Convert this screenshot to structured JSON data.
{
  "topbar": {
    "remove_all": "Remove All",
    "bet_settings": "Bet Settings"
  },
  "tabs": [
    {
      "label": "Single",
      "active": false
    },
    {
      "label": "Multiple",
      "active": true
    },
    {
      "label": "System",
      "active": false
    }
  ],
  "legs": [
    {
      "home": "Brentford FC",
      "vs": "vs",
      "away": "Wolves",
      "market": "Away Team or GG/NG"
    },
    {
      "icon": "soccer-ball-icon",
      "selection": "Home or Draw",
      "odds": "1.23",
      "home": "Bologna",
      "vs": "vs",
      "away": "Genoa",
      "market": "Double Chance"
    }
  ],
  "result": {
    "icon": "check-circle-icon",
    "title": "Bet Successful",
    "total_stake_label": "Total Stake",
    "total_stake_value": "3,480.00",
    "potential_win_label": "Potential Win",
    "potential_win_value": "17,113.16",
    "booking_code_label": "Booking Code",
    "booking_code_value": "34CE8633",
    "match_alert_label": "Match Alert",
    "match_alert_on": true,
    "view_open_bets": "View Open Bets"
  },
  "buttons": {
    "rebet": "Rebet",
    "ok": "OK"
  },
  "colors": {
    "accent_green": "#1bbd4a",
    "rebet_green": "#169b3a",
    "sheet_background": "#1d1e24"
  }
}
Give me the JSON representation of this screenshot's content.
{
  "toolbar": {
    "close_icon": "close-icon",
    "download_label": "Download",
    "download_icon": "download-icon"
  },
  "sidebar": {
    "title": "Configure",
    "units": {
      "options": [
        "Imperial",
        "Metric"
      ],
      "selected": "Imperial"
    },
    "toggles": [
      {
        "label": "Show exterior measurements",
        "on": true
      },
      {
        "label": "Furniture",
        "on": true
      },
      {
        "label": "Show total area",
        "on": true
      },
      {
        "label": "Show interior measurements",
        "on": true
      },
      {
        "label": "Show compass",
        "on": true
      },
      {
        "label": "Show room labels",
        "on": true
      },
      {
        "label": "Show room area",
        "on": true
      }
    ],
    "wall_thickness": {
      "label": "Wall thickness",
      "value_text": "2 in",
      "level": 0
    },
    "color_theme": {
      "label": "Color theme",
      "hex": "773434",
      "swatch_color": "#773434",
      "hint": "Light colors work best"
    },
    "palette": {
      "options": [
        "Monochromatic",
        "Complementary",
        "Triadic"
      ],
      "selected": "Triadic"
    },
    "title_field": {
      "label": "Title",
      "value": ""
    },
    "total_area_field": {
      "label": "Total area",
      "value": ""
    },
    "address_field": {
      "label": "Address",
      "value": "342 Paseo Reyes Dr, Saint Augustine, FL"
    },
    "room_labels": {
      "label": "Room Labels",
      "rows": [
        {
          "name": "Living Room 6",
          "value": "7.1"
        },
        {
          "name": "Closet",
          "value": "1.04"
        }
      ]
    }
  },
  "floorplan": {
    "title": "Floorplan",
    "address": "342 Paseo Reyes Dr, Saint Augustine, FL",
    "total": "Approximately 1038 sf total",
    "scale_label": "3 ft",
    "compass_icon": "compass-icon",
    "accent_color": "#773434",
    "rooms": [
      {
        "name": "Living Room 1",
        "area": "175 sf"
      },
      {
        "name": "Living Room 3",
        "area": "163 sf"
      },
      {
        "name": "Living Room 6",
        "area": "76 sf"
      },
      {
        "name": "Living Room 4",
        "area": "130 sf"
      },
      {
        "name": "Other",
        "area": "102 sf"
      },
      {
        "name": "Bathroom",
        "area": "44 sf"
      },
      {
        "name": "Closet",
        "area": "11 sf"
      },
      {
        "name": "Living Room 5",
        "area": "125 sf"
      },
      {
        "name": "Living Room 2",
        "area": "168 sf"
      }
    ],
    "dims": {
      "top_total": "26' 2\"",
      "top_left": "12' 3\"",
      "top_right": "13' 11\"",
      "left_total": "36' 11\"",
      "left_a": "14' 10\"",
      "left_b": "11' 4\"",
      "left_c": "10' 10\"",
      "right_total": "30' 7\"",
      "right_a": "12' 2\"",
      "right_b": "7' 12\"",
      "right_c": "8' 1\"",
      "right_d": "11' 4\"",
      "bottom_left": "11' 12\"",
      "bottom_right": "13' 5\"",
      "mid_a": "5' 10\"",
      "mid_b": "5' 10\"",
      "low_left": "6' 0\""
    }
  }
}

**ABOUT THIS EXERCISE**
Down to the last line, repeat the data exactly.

**REPLY TO THE EXERCISE**
Convert this screenshot to structured JSON data.
{
  "topbar": {
    "remove_all": "Remove All",
    "bet_settings": "Bet Settings"
  },
  "tabs": [
    {
      "label": "Single",
      "active": false
    },
    {
      "label": "Multiple",
      "active": true
    },
    {
      "label": "System",
      "active": false
    }
  ],
  "legs": [
    {
      "home": "Brentford FC",
      "vs": "vs",
      "away": "Wolves",
      "market": "Away Team or GG/NG"
    },
    {
      "icon": "soccer-ball-icon",
      "selection": "Home or Draw",
      "odds": "1.23",
      "home": "Bologna",
      "vs": "vs",
      "away": "Genoa",
      "market": "Double Chance"
    }
  ],
  "result": {
    "icon": "check-circle-icon",
    "title": "Bet Successful",
    "total_stake_label": "Total Stake",
    "total_stake_value": "3,480.00",
    "potential_win_label": "Potential Win",
    "potential_win_value": "17,113.16",
    "booking_code_label": "Booking Code",
    "booking_code_value": "34CE8633",
    "match_alert_label": "Match Alert",
    "match_alert_on": true,
    "view_open_bets": "View Open Bets"
  },
  "buttons": {
    "rebet": "Rebet",
    "ok": "OK"
  },
  "colors": {
    "accent_green": "#1bbd4a",
    "rebet_green": "#169b3a",
    "sheet_background": "#1d1e24"
  }
}
Give me the JSON representation of this screenshot's content.
{
  "toolbar": {
    "close_icon": "close-icon",
    "download_label": "Download",
    "download_icon": "download-icon"
  },
  "sidebar": {
    "title": "Configure",
    "units": {
      "options": [
        "Imperial",
        "Metric"
      ],
      "selected": "Imperial"
    },
    "toggles": [
      {
        "label": "Show exterior measurements",
        "on": true
      },
      {
        "label": "Furniture",
        "on": true
      },
      {
        "label": "Show total area",
        "on": true
      },
      {
        "label": "Show interior measurements",
        "on": true
      },
      {
        "label": "Show compass",
        "on": true
      },
      {
        "label": "Show room labels",
        "on": true
      },
      {
        "label": "Show room area",
        "on": true
      }
    ],
    "wall_thickness": {
      "label": "Wall thickness",
      "value_text": "2 in",
      "level": 0
    },
    "color_theme": {
      "label": "Color theme",
      "hex": "773434",
      "swatch_color": "#773434",
      "hint": "Light colors work best"
    },
    "palette": {
      "options": [
        "Monochromatic",
        "Complementary",
        "Triadic"
      ],
      "selected": "Triadic"
    },
    "title_field": {
      "label": "Title",
      "value": ""
    },
    "total_area_field": {
      "label": "Total area",
      "value": ""
    },
    "address_field": {
      "label": "Address",
      "value": "342 Paseo Reyes Dr, Saint Augustine, FL"
    },
    "room_labels": {
      "label": "Room Labels",
      "rows": [
        {
          "name": "Living Room 6",
          "value": "7.1"
        },
        {
          "name": "Closet",
          "value": "1.04"
        }
      ]
    }
  },
  "floorplan": {
    "title": "Floorplan",
    "address": "342 Paseo Reyes Dr, Saint Augustine, FL",
    "total": "Approximately 1038 sf total",
    "scale_label": "3 ft",
    "compass_icon": "compass-icon",
    "accent_color": "#773434",
    "rooms": [
      {
        "name": "Living Room 1",
        "area": "175 sf"
      },
      {
        "name": "Living Room 3",
        "area": "163 sf"
      },
      {
        "name": "Living Room 6",
        "area": "76 sf"
      },
      {
        "name": "Living Room 4",
        "area": "130 sf"
      },
      {
        "name": "Other",
        "area": "102 sf"
      },
      {
        "name": "Bathroom",
        "area": "44 sf"
      },
      {
        "name": "Closet",
        "area": "11 sf"
      },
      {
        "name": "Living Room 5",
        "area": "125 sf"
      },
      {
        "name": "Living Room 2",
        "area": "168 sf"
      }
    ],
    "dims": {
      "top_total": "26' 2\"",
      "top_left": "12' 3\"",
      "top_right": "13' 11\"",
      "left_total": "36' 11\"",
      "left_a": "14' 10\"",
      "left_b": "11' 4\"",
      "left_c": "10' 10\"",
      "right_total": "30' 7\"",
      "right_a": "12' 2\"",
      "right_b": "7' 12\"",
      "right_c": "8' 1\"",
      "right_d": "11' 4\"",
      "bottom_left": "11' 12\"",
      "bottom_right": "13' 5\"",
      "mid_a": "5' 10\"",
      "mid_b": "5' 10\"",
      "low_left": "6' 0\""
    }
  }
}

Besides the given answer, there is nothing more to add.